Problem details:
The reply must consist of the entire listing, reproduced exactly.

(Material for the task begins)

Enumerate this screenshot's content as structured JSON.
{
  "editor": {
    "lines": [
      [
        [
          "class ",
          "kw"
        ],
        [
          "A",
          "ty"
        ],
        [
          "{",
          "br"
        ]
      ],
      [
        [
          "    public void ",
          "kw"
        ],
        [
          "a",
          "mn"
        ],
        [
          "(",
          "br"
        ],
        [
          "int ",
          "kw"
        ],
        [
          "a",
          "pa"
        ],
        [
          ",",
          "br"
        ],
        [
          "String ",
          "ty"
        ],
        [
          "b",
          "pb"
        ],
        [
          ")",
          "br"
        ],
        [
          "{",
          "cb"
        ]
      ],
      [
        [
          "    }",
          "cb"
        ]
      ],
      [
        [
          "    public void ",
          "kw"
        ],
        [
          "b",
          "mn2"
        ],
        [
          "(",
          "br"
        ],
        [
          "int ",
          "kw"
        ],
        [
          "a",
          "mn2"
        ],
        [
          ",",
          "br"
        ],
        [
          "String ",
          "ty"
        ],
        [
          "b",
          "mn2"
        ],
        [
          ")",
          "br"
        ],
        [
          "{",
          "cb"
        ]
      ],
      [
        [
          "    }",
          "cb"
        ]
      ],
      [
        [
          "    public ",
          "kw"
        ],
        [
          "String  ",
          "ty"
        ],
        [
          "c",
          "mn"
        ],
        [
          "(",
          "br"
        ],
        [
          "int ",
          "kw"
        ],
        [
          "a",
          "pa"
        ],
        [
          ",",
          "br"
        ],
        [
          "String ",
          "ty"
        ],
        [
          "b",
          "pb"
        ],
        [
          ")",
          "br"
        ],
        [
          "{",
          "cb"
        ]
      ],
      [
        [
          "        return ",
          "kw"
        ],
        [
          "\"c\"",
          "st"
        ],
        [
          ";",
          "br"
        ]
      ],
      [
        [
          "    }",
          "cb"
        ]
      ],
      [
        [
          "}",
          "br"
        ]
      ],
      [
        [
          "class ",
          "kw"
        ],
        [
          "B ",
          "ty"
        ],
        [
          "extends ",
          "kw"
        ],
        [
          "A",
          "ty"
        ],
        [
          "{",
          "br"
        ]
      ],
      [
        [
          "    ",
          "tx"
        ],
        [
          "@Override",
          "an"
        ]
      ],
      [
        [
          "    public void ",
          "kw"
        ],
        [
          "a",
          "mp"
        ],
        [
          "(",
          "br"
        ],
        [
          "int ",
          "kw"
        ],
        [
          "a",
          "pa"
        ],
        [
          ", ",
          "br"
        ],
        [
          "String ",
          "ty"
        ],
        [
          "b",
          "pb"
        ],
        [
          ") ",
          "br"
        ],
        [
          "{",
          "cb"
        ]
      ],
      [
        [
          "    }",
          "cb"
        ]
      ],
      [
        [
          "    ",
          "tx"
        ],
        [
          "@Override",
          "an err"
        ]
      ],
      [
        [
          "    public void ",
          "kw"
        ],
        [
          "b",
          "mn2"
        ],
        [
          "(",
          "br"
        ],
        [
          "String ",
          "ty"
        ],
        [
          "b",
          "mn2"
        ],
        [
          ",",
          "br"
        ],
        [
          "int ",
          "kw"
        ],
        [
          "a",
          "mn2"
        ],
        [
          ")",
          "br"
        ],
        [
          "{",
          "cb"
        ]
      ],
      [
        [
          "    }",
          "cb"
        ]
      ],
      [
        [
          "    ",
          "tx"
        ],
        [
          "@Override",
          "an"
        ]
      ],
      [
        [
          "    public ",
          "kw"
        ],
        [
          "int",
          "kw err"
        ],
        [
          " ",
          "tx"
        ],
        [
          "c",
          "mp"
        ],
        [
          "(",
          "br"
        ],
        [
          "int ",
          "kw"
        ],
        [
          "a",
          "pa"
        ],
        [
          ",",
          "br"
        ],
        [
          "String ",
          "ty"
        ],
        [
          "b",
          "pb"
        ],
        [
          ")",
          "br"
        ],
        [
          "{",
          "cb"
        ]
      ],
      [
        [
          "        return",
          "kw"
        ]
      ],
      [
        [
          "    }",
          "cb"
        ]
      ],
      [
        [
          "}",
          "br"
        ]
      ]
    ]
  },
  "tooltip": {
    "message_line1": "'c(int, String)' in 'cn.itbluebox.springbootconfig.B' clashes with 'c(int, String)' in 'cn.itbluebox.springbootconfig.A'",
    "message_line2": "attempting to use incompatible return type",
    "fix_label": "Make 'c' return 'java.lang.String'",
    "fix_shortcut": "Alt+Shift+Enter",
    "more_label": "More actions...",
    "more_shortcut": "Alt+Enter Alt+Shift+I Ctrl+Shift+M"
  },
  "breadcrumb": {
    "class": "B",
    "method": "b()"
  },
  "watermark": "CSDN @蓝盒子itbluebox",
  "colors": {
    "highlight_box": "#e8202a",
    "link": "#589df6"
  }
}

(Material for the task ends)

Reply to the exercise:
Enumerate this screenshot's content as structured JSON.
{
  "editor": {
    "lines": [
      [
        [
          "class ",
          "kw"
        ],
        [
          "A",
          "ty"
        ],
        [
          "{",
          "br"
        ]
      ],
      [
        [
          "    public void ",
          "kw"
        ],
        [
          "a",
          "mn"
        ],
        [
          "(",
          "br"
        ],
        [
          "int ",
          "kw"
        ],
        [
          "a",
          "pa"
        ],
        [
          ",",
          "br"
        ],
        [
          "String ",
          "ty"
        ],
        [
          "b",
          "pb"
        ],
        [
          ")",
          "br"
        ],
        [
          "{",
          "cb"
        ]
      ],
      [
        [
          "    }",
          "cb"
        ]
      ],
      [
        [
          "    public void ",
          "kw"
        ],
        [
          "b",
          "mn2"
        ],
        [
          "(",
          "br"
        ],
        [
          "int ",
          "kw"
        ],
        [
          "a",
          "mn2"
        ],
        [
          ",",
          "br"
        ],
        [
          "String ",
          "ty"
        ],
        [
          "b",
          "mn2"
        ],
        [
          ")",
          "br"
        ],
        [
          "{",
          "cb"
        ]
      ],
      [
        [
          "    }",
          "cb"
        ]
      ],
      [
        [
          "    public ",
          "kw"
        ],
        [
          "String  ",
          "ty"
        ],
        [
          "c",
          "mn"
        ],
        [
          "(",
          "br"
        ],
        [
          "int ",
          "kw"
        ],
        [
          "a",
          "pa"
        ],
        [
          ",",
          "br"
        ],
        [
          "String ",
          "ty"
        ],
        [
          "b",
          "pb"
        ],
        [
          ")",
          "br"
        ],
        [
          "{",
          "cb"
        ]
      ],
      [
        [
          "        return ",
          "kw"
        ],
        [
          "\"c\"",
          "st"
        ],
        [
          ";",
          "br"
        ]
      ],
      [
        [
          "    }",
          "cb"
        ]
      ],
      [
        [
          "}",
          "br"
        ]
      ],
      [
        [
          "class ",
          "kw"
        ],
        [
          "B ",
          "ty"
        ],
        [
          "extends ",
          "kw"
        ],
        [
          "A",
          "ty"
        ],
        [
          "{",
          "br"
        ]
      ],
      [
        [
          "    ",
          "tx"
        ],
        [
          "@Override",
          "an"
        ]
      ],
      [
        [
          "    public void ",
          "kw"
        ],
        [
          "a",
          "mp"
        ],
        [
          "(",
          "br"
        ],
        [
          "int ",
          "kw"
        ],
        [
          "a",
          "pa"
        ],
        [
          ", ",
          "br"
        ],
        [
          "String ",
          "ty"
        ],
        [
          "b",
          "pb"
        ],
        [
          ") ",
          "br"
        ],
        [
          "{",
          "cb"
        ]
      ],
      [
        [
          "    }",
          "cb"
        ]
      ],
      [
        [
          "    ",
          "tx"
        ],
        [
          "@Override",
          "an err"
        ]
      ],
      [
        [
          "    public void ",
          "kw"
        ],
        [
          "b",
          "mn2"
        ],
        [
          "(",
          "br"
        ],
        [
          "String ",
          "ty"
        ],
        [
          "b",
          "mn2"
        ],
        [
          ",",
          "br"
        ],
        [
          "int ",
          "kw"
        ],
        [
          "a",
          "mn2"
        ],
        [
          ")",
          "br"
        ],
        [
          "{",
          "cb"
        ]
      ],
      [
        [
          "    }",
          "cb"
        ]
      ],
      [
        [
          "    ",
          "tx"
        ],
        [
          "@Override",
          "an"
        ]
      ],
      [
        [
          "    public ",
          "kw"
        ],
        [
          "int",
          "kw err"
        ],
        [
          " ",
          "tx"
        ],
        [
          "c",
          "mp"
        ],
        [
          "(",
          "br"
        ],
        [
          "int ",
          "kw"
        ],
        [
          "a",
          "pa"
        ],
        [
          ",",
          "br"
        ],
        [
          "String ",
          "ty"
        ],
        [
          "b",
          "pb"
        ],
        [
          ")",
          "br"
        ],
        [
          "{",
          "cb"
        ]
      ],
      [
        [
          "        return",
          "kw"
        ]
      ],
      [
        [
          "    }",
          "cb"
        ]
      ],
      [
        [
          "}",
          "br"
        ]
      ]
    ]
  },
  "tooltip": {
    "message_line1": "'c(int, String)' in 'cn.itbluebox.springbootconfig.B' clashes with 'c(int, String)' in 'cn.itbluebox.springbootconfig.A'",
    "message_line2": "attempting to use incompatible return type",
    "fix_label": "Make 'c' return 'java.lang.String'",
    "fix_shortcut": "Alt+Shift+Enter",
    "more_label": "More actions...",
    "more_shortcut": "Alt+Enter Alt+Shift+I Ctrl+Shift+M"
  },
  "breadcrumb": {
    "class": "B",
    "method": "b()"
  },
  "watermark": "CSDN @蓝盒子itbluebox",
  "colors": {
    "highlight_box": "#e8202a",
    "link": "#589df6"
  }
}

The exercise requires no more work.